Educators and local leaders across the state are speaking out against Chris Sununu’s effort to divert taxpayer money away from public schools, which could raise property taxes in communities across New Hampshire.
Read more from The Concord Monitor and Foster’s Daily Democrat:
Concord Monitor: Here’s What the State Budget Means for Education Funding
Opponents say school vouchers hurt public schools by taking away key funding they need to support their students. An ongoing lawsuit waged by the Contoocook Valley School District and 15 others argues that $4,500 per pupil is too little for an adequate education in the first place, and the amount should be closer to $10,000 for public schools to be successful.
Bow-Dunbarton superintendent Dean Cascadden said he is “very very” concerned about the impact of the school voucher program on public school districts like his own.
“I am concerned about the money going to an individual student instead of going through a public school, supervised by an elected school board,” Cascadden said. “It's a very concerning piece of legislation and having no ability to comment on it because it’s tucked into the budget bill doesn’t seem right.”
Foster’s Daily Democrat: Here's Why Tri-City Leaders Say Sununu's NH School Voucher Plans Will Hurt Public Schools
Tri-City leaders are speaking out against what they say are cuts to public education in New Hampshire's proposed two-year $13.5 billion budget. Dover, Rochester and Somersworth officials, NEA-New Hampshire (the state teachers union), Granite State Progress and the Kent Street Coalition gathered in front of Somersworth High School to send a message to Republican Gov. Chris Sununu, stating they oppose the statewide school voucher program included in the budget. [...]
The activists protesting the voucher program Wednesday cited research by Reaching Higher NH stating the voucher program would cost the state $69.7 million over three years in new state spending and could disproportionately affect rural districts and districts that have lower capacity to raise revenue through taxes. Some in opposition fear it would divert critical funds away from the public schools and into the private sector.
The research found Rochester would lose $1.17 million in state aid over five years if the proposal becomes law, Dover would lose $725,000 and Somersworth would lose $438,000. Rochester and Somersworth would have to increase their tax rates by 5 cents per $1,000 of property value to compensate for the reduction in state aid while Dover would have to raise it by 2 cents per $1,000.
Somersworth Mayor Dana Hilliard is the longtime middle school principal in the city and will soon become assistant superintendent of the district's schools. He said the proposed budget includes a "a series of unvetted and unwise policy decisions" that will greatly impact taxpayers and education.
"Despite the collaboration that we have done in this community ... we continue to get our legs and our knees chopped off by a state that does not support public education," Hilliard said. "Do we really want to make things worse for local property taxpayers? Do we really want to continue to cripple communities like Somersworth that have worked so hard to build collaborative approaches for education, to make things difficult not only for the property taxpayers, but for our students?"

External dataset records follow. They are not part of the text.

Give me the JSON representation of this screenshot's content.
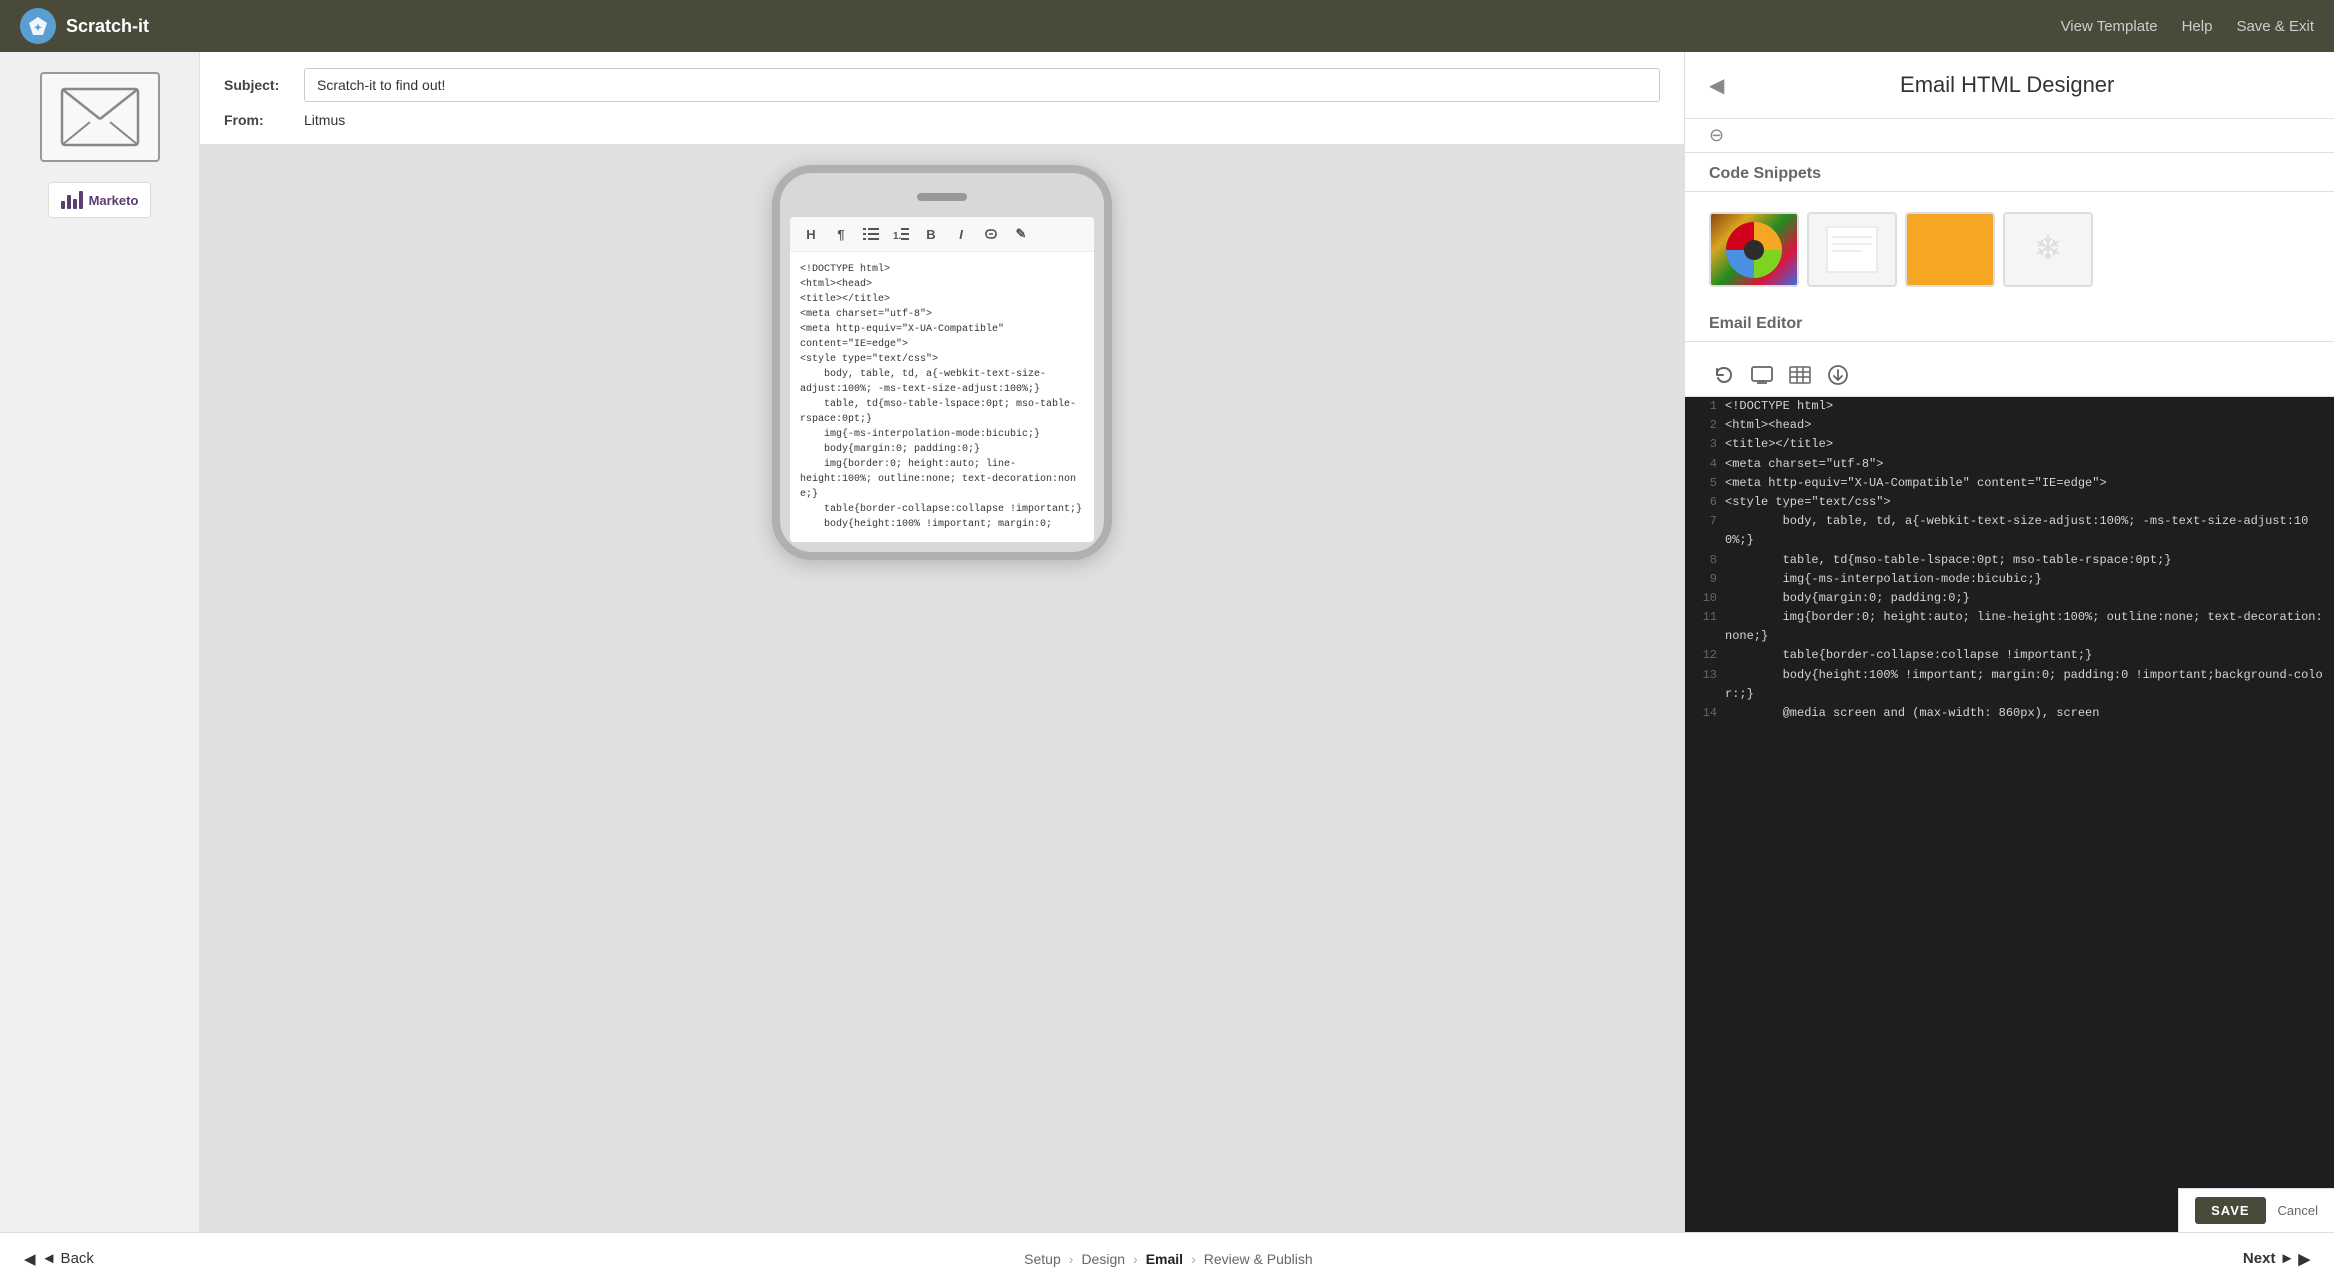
{
  "app": {
    "name": "Scratch-it"
  },
  "topnav": {
    "view_template": "View Template",
    "help": "Help",
    "save_exit": "Save & Exit"
  },
  "email_meta": {
    "subject_label": "Subject:",
    "subject_value": "Scratch-it to find out!",
    "from_label": "From:",
    "from_value": "Litmus"
  },
  "toolbar": {
    "h": "H",
    "p": "¶",
    "ul": "≡",
    "ol": "≡",
    "b": "B",
    "i": "I",
    "link": "🔗",
    "pencil": "✎"
  },
  "right_panel": {
    "title": "Email HTML Designer",
    "code_snippets_label": "Code Snippets",
    "email_editor_label": "Email Editor"
  },
  "code_lines": [
    {
      "num": 1,
      "text": "<!DOCTYPE html>"
    },
    {
      "num": 2,
      "text": "<html><head>"
    },
    {
      "num": 3,
      "text": "<title></title>"
    },
    {
      "num": 4,
      "text": "<meta charset=\"utf-8\">"
    },
    {
      "num": 5,
      "text": "<meta http-equiv=\"X-UA-Compatible\" content=\"IE=edge\">"
    },
    {
      "num": 6,
      "text": "<style type=\"text/css\">"
    },
    {
      "num": 7,
      "text": "        body, table, td, a{-webkit-text-size-adjust:100%; -ms-text-size-adjust:100%;}"
    },
    {
      "num": 8,
      "text": "        table, td{mso-table-lspace:0pt; mso-table-rspace:0pt;}"
    },
    {
      "num": 9,
      "text": "        img{-ms-interpolation-mode:bicubic;}"
    },
    {
      "num": 10,
      "text": "        body{margin:0; padding:0;}"
    },
    {
      "num": 11,
      "text": "        img{border:0; height:auto; line-height:100%; outline:none; text-decoration:none;}"
    },
    {
      "num": 12,
      "text": "        table{border-collapse:collapse !important;}"
    },
    {
      "num": 13,
      "text": "        body{height:100% !important; margin:0; padding:0 !important;background-color:;}"
    },
    {
      "num": 14,
      "text": "        @media screen and (max-width: 860px), screen"
    }
  ],
  "html_code": "<!DOCTYPE html>\n<html><head>\n<title></title>\n<meta charset=\"utf-8\">\n<meta http-equiv=\"X-UA-Compatible\"\ncontent=\"IE=edge\">\n<style type=\"text/css\">\n    body, table, td, a{-webkit-text-size-\nadjust:100%; -ms-text-size-adjust:100%;}\n    table, td{mso-table-lspace:0pt; mso-table-\nrspace:0pt;}\n    img{-ms-interpolation-mode:bicubic;}\n    body{margin:0; padding:0;}\n    img{border:0; height:auto; line-\nheight:100%; outline:none; text-decoration:none;}\n    table{border-collapse:collapse !important;}\n    body{height:100% !important; margin:0;",
  "breadcrumb": {
    "back": "◄ Back",
    "setup": "Setup",
    "design": "Design",
    "email": "Email",
    "review": "Review & Publish",
    "next": "Next ►"
  },
  "save_bar": {
    "save": "SAVE",
    "cancel": "Cancel"
  }
}
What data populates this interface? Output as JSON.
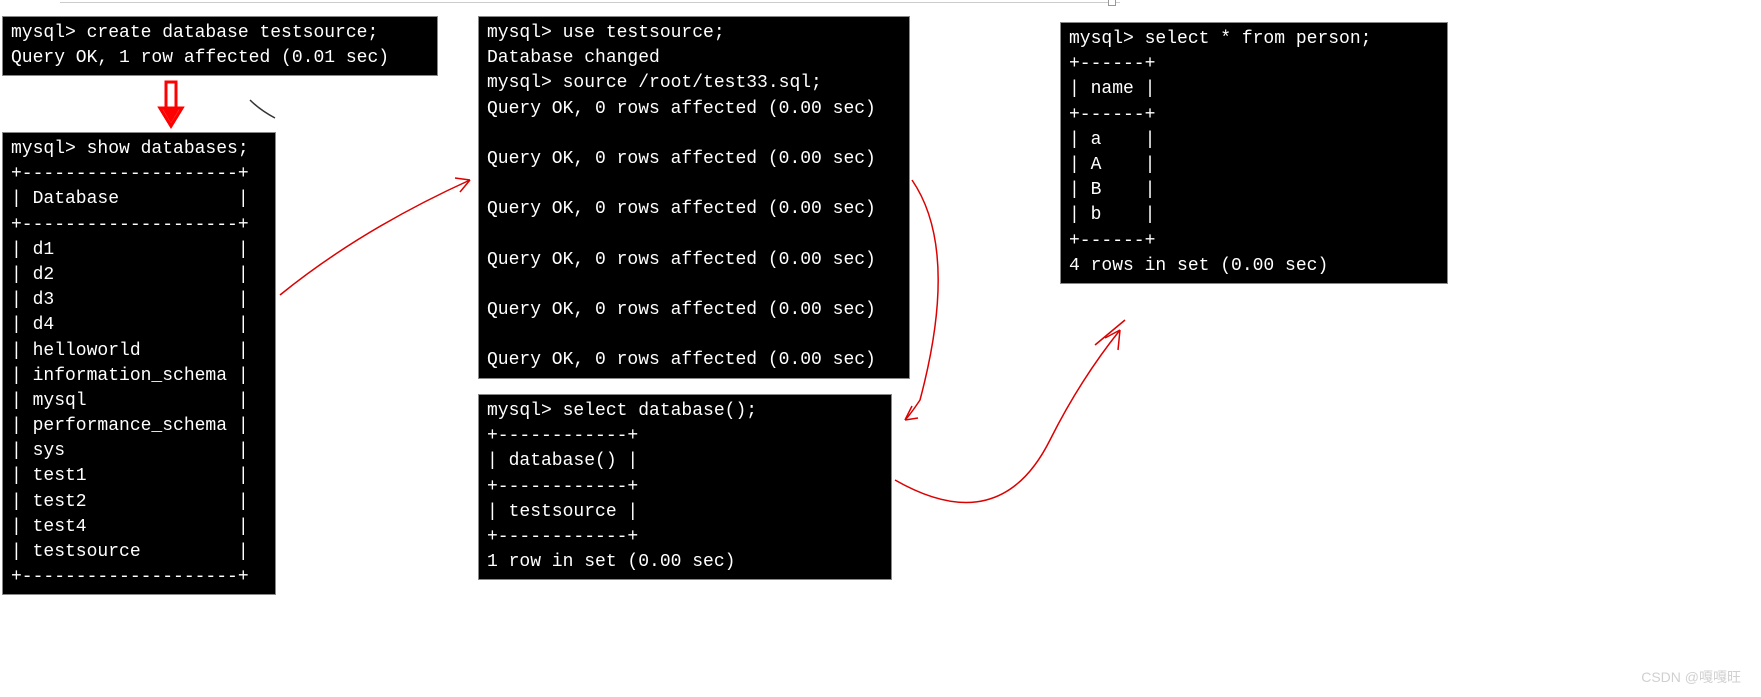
{
  "terminals": {
    "t1": {
      "content": "mysql> create database testsource;\nQuery OK, 1 row affected (0.01 sec)"
    },
    "t2": {
      "content": "mysql> show databases;\n+--------------------+\n| Database           |\n+--------------------+\n| d1                 |\n| d2                 |\n| d3                 |\n| d4                 |\n| helloworld         |\n| information_schema |\n| mysql              |\n| performance_schema |\n| sys                |\n| test1              |\n| test2              |\n| test4              |\n| testsource         |\n+--------------------+"
    },
    "t3": {
      "content": "mysql> use testsource;\nDatabase changed\nmysql> source /root/test33.sql;\nQuery OK, 0 rows affected (0.00 sec)\n\nQuery OK, 0 rows affected (0.00 sec)\n\nQuery OK, 0 rows affected (0.00 sec)\n\nQuery OK, 0 rows affected (0.00 sec)\n\nQuery OK, 0 rows affected (0.00 sec)\n\nQuery OK, 0 rows affected (0.00 sec)"
    },
    "t4": {
      "content": "mysql> select database();\n+------------+\n| database() |\n+------------+\n| testsource |\n+------------+\n1 row in set (0.00 sec)"
    },
    "t5": {
      "content": "mysql> select * from person;\n+------+\n| name |\n+------+\n| a    |\n| A    |\n| B    |\n| b    |\n+------+\n4 rows in set (0.00 sec)"
    }
  },
  "watermark": "CSDN @嘎嘎旺"
}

Brandy Barshaw, co-president of the Dover Paraeducators Association, said state budget cuts for public education is hurting districts that already struggle financially and find it difficult to maintain equitable education.
"A reduction in the state funding translates into less money for students in Dover," Barshaw said, noting that due to the budget woes this year in Dover, the district had to cut kindergarten paraeducators to produce a tax-compliant budget.
Somersworth City Councilor Matt Gerding said he is one of 80 local elected officials who signed a request for the state government to incorporate into the budget recent recommendations from a commission to study school funding, after seeing decreases in education funding year after year. Gerding said he personally backed the findings of the commission, which proposed equitable solutions and a proposal to alleviate the burden on local taxpayers, while maintaining educational funding for students. He said he and others were disappointed to not see those proposals included in the budget.
"The money the state is cutting should not just be seen as a line item or decimal points. It is money for our schools, our educators' jobs," Gerding said. "The commission's proposals were glaringly absent from the budget bills we see once again only proving that the state is set to kick the can for another few years further worsening the education funding crisis."
Granite State Progress Executive Director Zandra Hawkins said the current state budget proposal leaves a more than $25 million hole in state education aid next year with no recommendations to remedy it. ###